In Freshers week in 1978 we had The Ramones and I twisted my ankle pogo-ing to Cretin Hop early on. Ouch! Then came The Stranglers, The Jam, UB40, Joy Division, George Thorogood, The Specials, Ian Dury etc. Surprising we got any work done, really. Kershaw himself reckons the greatest gig there was The Clash in 1980. I was there too, but bored silly. Musical beauty - in the eye of the beholder, I suppose.
Monday, August 24, 2015
Thursday, August 13, 2015
|Nanga Parbat: Rupal Face|
Tuesday, August 4, 2015
|Bald Eaglets on Saltspring Island, July 2015|
The Gulf Islands, in British Columbia, lying off the Eastern coast of Vancouver Island, are of outstanding natural beauty and ecological importance. Eagles soar above Arbutus and Cedar, and Orca whales fish in the Southern areas.
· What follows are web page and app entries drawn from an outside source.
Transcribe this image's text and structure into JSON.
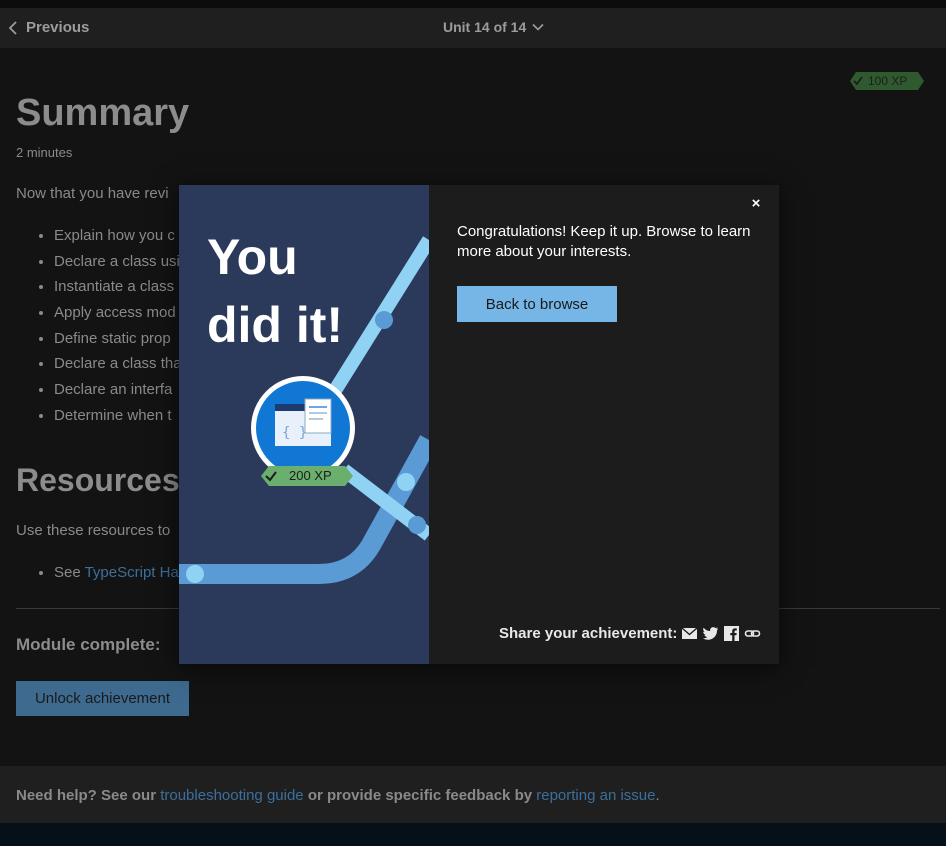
{
  "nav": {
    "previous_label": "Previous",
    "unit_label": "Unit 14 of 14"
  },
  "xp_badge": "100 XP",
  "page": {
    "title": "Summary",
    "duration": "2 minutes",
    "intro": "Now that you have revi",
    "objectives": [
      "Explain how you c",
      "Declare a class usi",
      "Instantiate a class",
      "Apply access mod",
      "Define static prop",
      "Declare a class tha",
      "Declare an interfa",
      "Determine when t"
    ],
    "resources_title": "Resources",
    "resources_intro": "Use these resources to",
    "resource_item_prefix": "See ",
    "resource_link": "TypeScript Ha",
    "module_complete": "Module complete:",
    "unlock_button": "Unlock achievement"
  },
  "footer": {
    "prefix": "Need help? See our ",
    "troubleshooting_link": "troubleshooting guide",
    "middle": " or provide specific feedback by ",
    "report_link": "reporting an issue",
    "suffix": "."
  },
  "modal": {
    "headline_line1": "You",
    "headline_line2": "did it!",
    "medal_xp": "200 XP",
    "close_glyph": "×",
    "message": "Congratulations! Keep it up. Browse to learn more about your interests.",
    "back_button": "Back to browse",
    "share_label": "Share your achievement:",
    "share_icons": [
      "mail-icon",
      "twitter-icon",
      "facebook-icon",
      "link-icon"
    ]
  },
  "colors": {
    "accent": "#75b6e7",
    "modal_art_bg": "#2b3a5b",
    "xp_badge_green": "#5fa760",
    "link": "#3c6f9c"
  }
}
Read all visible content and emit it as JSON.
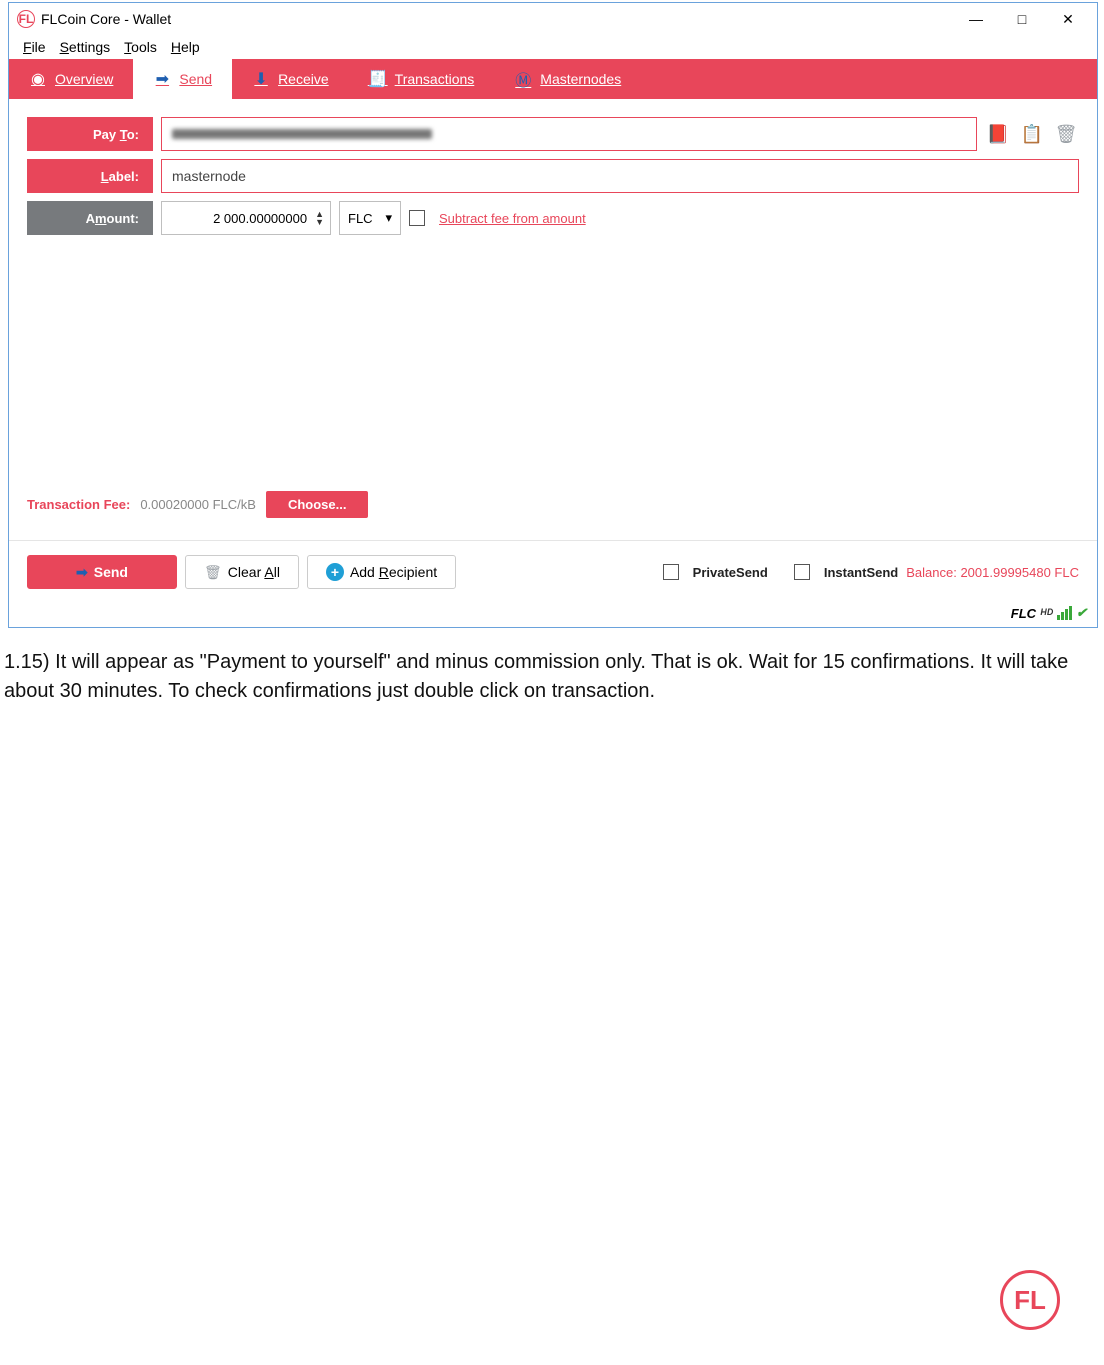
{
  "window": {
    "title": "FLCoin Core - Wallet",
    "menu": {
      "file": "File",
      "settings": "Settings",
      "tools": "Tools",
      "help": "Help"
    },
    "controls": {
      "min": "—",
      "max": "□",
      "close": "✕"
    }
  },
  "tabs": {
    "overview": "Overview",
    "send": "Send",
    "receive": "Receive",
    "transactions": "Transactions",
    "masternodes": "Masternodes"
  },
  "form": {
    "payto_label": "Pay To:",
    "payto_value": "",
    "label_label": "Label:",
    "label_value": "masternode",
    "amount_label": "Amount:",
    "amount_value": "2 000.00000000",
    "unit": "FLC",
    "subtract": "Subtract fee from amount"
  },
  "fee": {
    "label": "Transaction Fee:",
    "value": "0.00020000 FLC/kB",
    "choose": "Choose..."
  },
  "actions": {
    "send": "Send",
    "clear": "Clear All",
    "add": "Add Recipient",
    "private": "PrivateSend",
    "instant": "InstantSend"
  },
  "balance": {
    "label": "Balance:",
    "value": "2001.99995480 FLC"
  },
  "status": {
    "unit": "FLC",
    "hd": "HD"
  },
  "caption": "1.15)  It will appear as \"Payment to yourself\" and minus commission only. That is ok. Wait for 15 confirmations. It will take about 30 minutes. To check confirmations just double click on transaction.",
  "logo": "FL"
}
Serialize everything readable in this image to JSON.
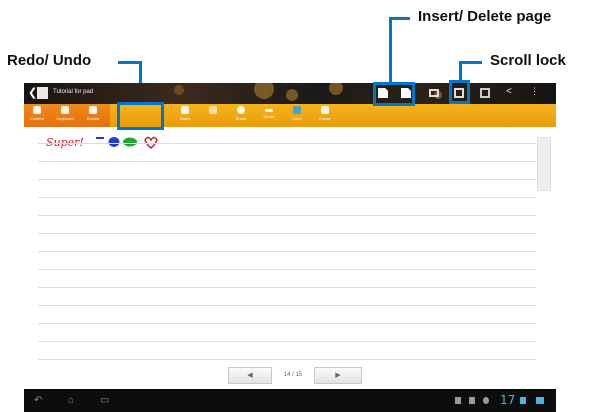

I'm surprised. What I witnessed in my latest visit there was negligence and decay.
The islanders are laid back, smiling and very pleasant. They think they are protecting the environment, but their demeanors change when you start to suggest they clean up their individual acts a little.
The rest of BC hardly helps them. Logging masters BC. Pulp mills pollute the air. Anchored tankers grace the sounds. Overfishing depletes Chinook salmon (the Orca staple).
Canada has become environmentally unconscious, it seems.
Sad, for such a breathtaking land.
Tuesday, July 21, 2015
OK, who do we back in the Middle East conflicts? I mean, we’ve got to back SOMEONE, haven’t we? We have to remain true to our values, don't we?
This year is the 50th anniversary of little-discussed, but classic example of these values, when the US backed the genocide of about a million “Communist” villagers by the Indonesian military, with the CIA supplying lists of names to the perpetrators. The genocide was celebrated by many over here, and by Time Magazine as “the West’s best news for years in Asia.” 10 years later we went one better, supplying not only political backing but also 90% of the military equipment Suharto needed to massacre another 100-200,000, this time in East Timor. And it wasn’t just a Cold War anomaly, because Western support for that regime continued well after 1990, into the Clinton years.
Don’t expect our choice of who to back in the Middle East to be influenced by such petty considerations as the potential genocide of those who live there.